The people were happy. This is the underlying cause of the astounding length of time and space that the Roman Empire occupied most of the known western land. Great rulers met their downfall when they put their own status in front of the well being of the people they govern. When the citizens are left high and dry and not regarded as important to their society then this is when there is an overthrow of power and a new ruler comes into play. Citizens had a place in politics, they have lots of entertainment, they had the best army in the world to protect them, and Rome was the place to live and would be that way for many years.
Many leaders come and go but it is the great ones that we remember, the ones that make people enjoy life.

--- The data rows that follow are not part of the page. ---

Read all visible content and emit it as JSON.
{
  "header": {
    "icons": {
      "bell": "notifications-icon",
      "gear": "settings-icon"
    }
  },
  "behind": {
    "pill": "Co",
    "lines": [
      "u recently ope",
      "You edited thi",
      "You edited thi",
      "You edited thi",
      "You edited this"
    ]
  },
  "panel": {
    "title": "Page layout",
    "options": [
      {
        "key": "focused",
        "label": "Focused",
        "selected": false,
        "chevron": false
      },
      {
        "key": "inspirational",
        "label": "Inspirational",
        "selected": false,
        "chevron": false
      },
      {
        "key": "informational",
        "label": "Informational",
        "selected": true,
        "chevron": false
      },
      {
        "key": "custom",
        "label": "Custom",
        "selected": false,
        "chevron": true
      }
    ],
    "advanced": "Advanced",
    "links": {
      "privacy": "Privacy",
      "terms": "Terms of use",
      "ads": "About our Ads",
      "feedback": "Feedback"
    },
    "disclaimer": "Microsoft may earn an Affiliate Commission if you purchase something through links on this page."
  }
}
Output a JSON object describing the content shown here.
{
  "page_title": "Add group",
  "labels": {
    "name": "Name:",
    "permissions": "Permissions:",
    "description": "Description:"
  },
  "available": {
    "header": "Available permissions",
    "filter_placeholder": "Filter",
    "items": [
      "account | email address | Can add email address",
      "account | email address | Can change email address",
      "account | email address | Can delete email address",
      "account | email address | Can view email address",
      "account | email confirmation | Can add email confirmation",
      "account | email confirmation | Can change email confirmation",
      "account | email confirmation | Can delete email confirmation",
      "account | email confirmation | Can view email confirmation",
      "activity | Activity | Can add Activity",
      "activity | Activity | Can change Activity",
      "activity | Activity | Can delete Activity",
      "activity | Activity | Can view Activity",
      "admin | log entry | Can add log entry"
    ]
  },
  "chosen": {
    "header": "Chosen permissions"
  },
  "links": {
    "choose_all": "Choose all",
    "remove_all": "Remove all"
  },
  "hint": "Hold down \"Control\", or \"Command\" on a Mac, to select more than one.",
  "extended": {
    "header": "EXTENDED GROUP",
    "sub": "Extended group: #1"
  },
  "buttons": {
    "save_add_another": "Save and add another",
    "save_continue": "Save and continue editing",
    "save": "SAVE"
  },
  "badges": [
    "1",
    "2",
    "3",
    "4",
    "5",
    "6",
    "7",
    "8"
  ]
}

The emperors that are not approved by the people are the ones that turn a new leaf of evil once they have a military victory. The thrill of so much power gives them the urge to be the best in the world. They move on and conquer other nations and forget about their own people. Julius Caesar cared about his people and wanted to be the "ruler for the people," rather than the "ruler of the people." When he gain power of Rome from the hands of Pompey there was no reign of terror, but a policy to restore economic and prosperity to Rome. This period of time in Rome is known today as the golden age of Roman literacy and development. The minds of the people are expanding. Another example of the Roman citizens' happiness and prosperity comes during the rule of Caesar's grandson Octavian, better known to history as Augustus.
Once Augustus rises from the new triumvirate as the ruler of the empire, he introduces different types of social reform that appease the people and keep them on his side. Augustus is a classical man and wanted to bring back the ancient moral to the citizens. He reduced the size of the army and gave soldiers land and money. He imports food and gives it away to the people. Augustus... [continues]
Cite This Essay
(2002, 02). Roman Empire. StudyMode.com. Retrieved 02, 2002, from http://www.studymode.com/essays/Roman-Empire-36736.html
"Roman Empire" StudyMode.com. 02 2002. 02 2002 <http://www.studymode.com/essays/Roman-Empire-36736.html>.
"Roman Empire." StudyMode.com. 02, 2002. Accessed 02, 2002. http://www.studymode.com/essays/Roman-Empire-36736.html.